- Source data -

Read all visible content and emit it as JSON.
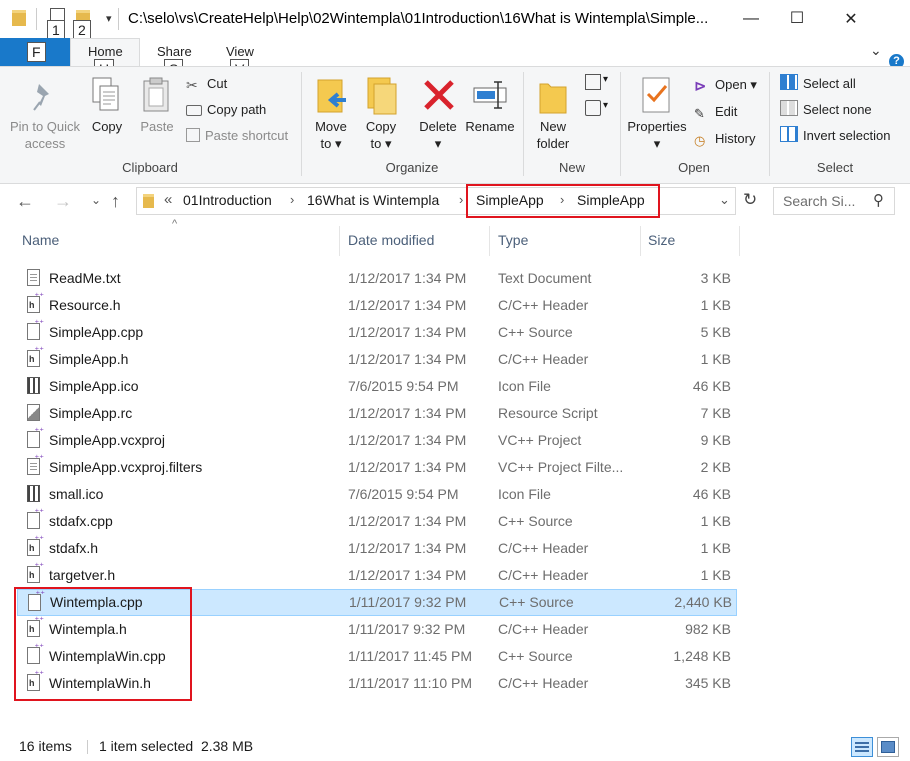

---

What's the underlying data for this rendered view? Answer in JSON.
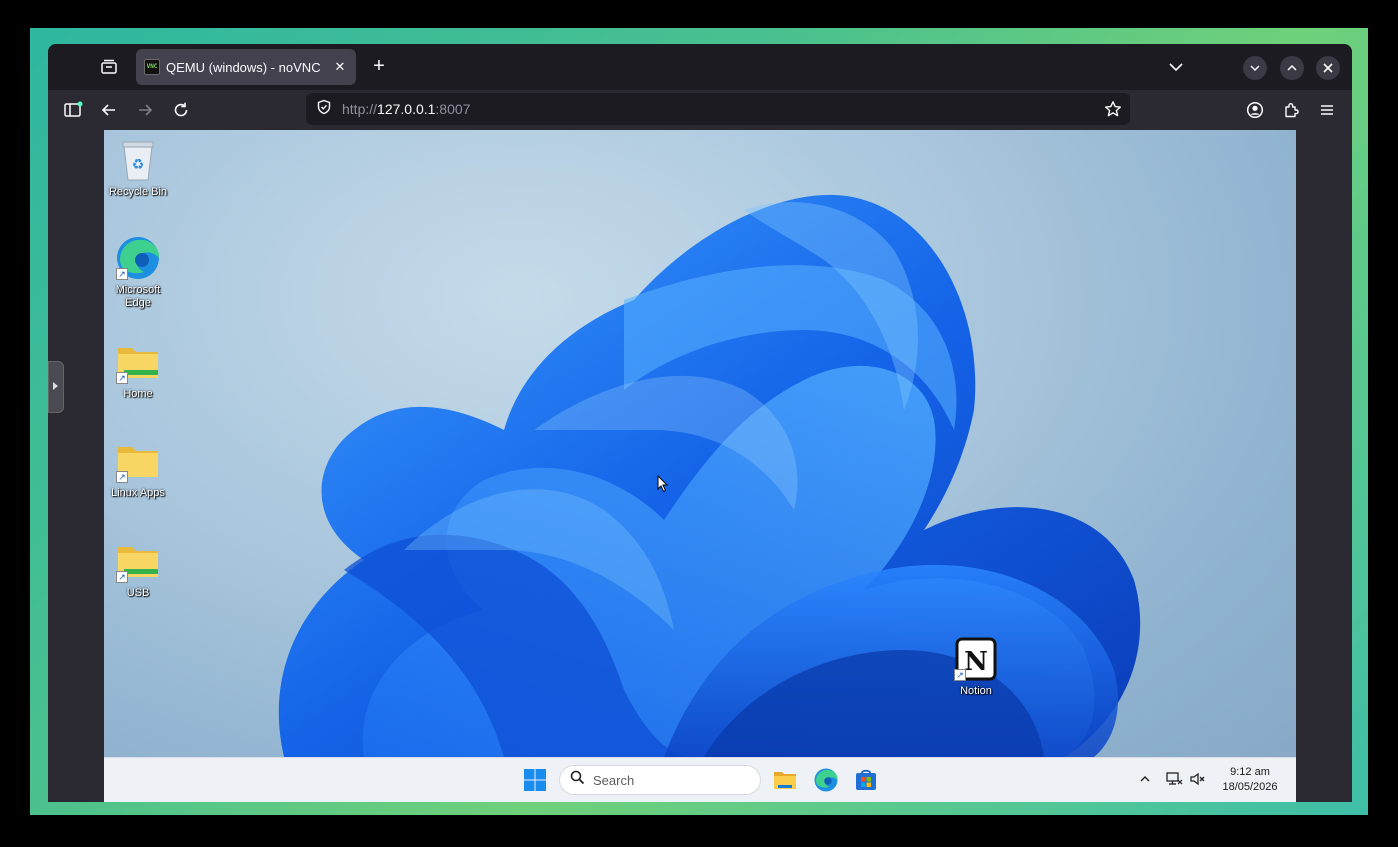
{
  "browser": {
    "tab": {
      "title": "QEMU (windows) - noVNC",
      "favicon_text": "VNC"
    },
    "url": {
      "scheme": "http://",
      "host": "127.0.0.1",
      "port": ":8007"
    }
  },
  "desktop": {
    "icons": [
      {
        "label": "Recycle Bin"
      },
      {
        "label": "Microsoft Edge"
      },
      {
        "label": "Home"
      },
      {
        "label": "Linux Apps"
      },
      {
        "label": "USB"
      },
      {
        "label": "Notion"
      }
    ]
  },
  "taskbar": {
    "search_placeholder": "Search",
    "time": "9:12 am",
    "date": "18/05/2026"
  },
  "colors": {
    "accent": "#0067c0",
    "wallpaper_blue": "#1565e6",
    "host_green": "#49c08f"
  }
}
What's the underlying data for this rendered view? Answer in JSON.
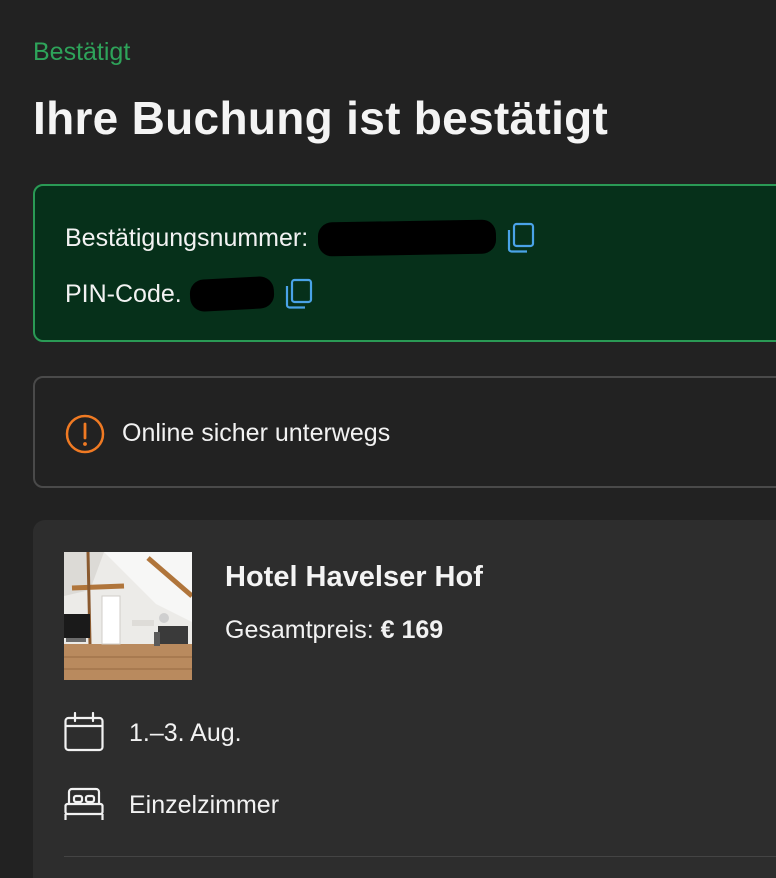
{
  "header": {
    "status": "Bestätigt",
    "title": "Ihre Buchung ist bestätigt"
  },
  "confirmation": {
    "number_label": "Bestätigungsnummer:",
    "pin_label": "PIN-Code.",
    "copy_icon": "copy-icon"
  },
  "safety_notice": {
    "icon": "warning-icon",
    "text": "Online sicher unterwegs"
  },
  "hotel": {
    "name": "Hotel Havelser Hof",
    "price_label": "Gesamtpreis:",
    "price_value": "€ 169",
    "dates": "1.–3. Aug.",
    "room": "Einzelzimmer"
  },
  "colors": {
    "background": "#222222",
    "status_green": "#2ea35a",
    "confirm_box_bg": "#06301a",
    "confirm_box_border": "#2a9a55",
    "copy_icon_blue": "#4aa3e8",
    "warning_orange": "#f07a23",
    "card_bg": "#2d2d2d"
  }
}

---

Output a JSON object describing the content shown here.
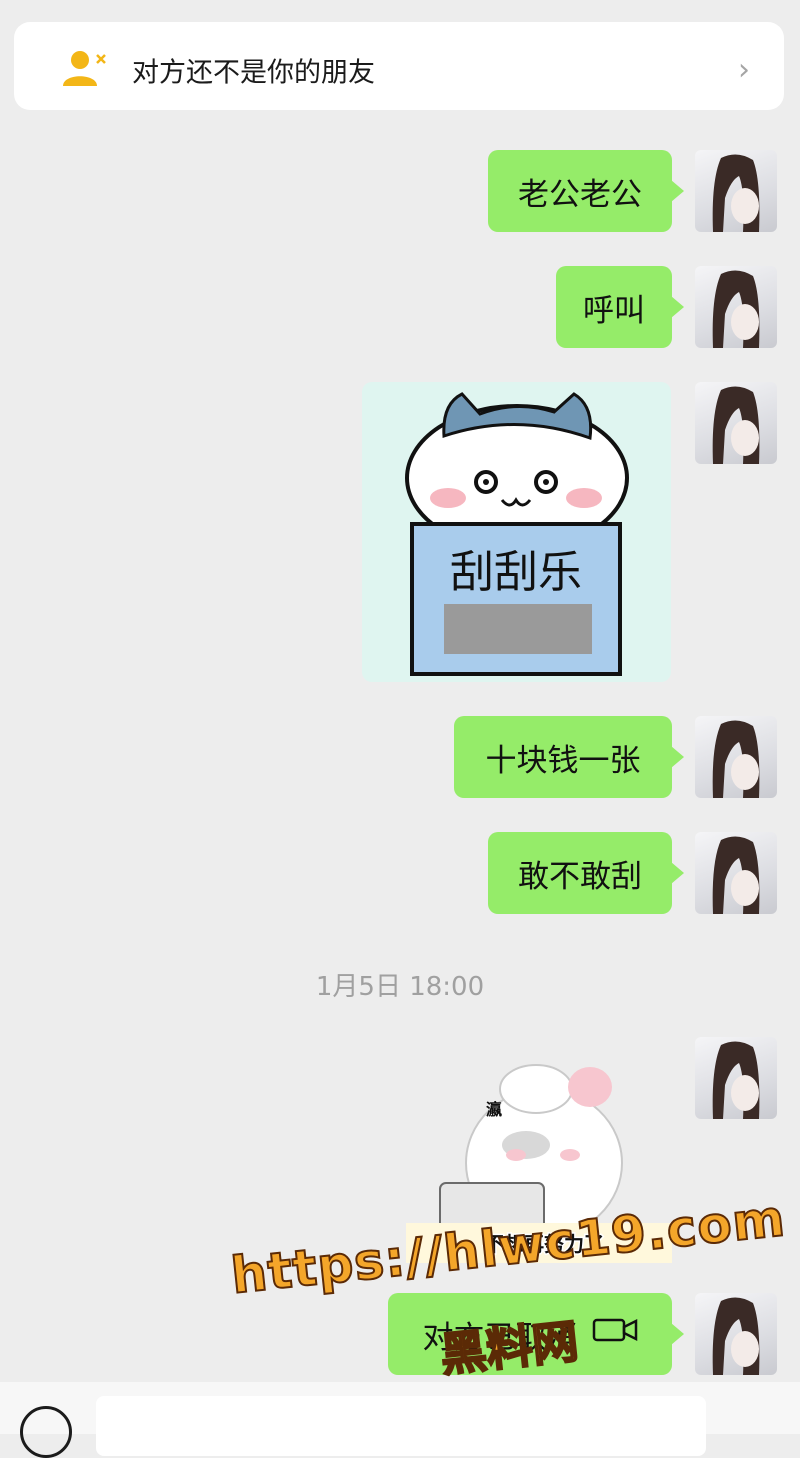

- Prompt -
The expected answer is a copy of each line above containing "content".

- Solution for this task -
Read all visible content and emit it as JSON.
Output a JSON object describing the content shown here.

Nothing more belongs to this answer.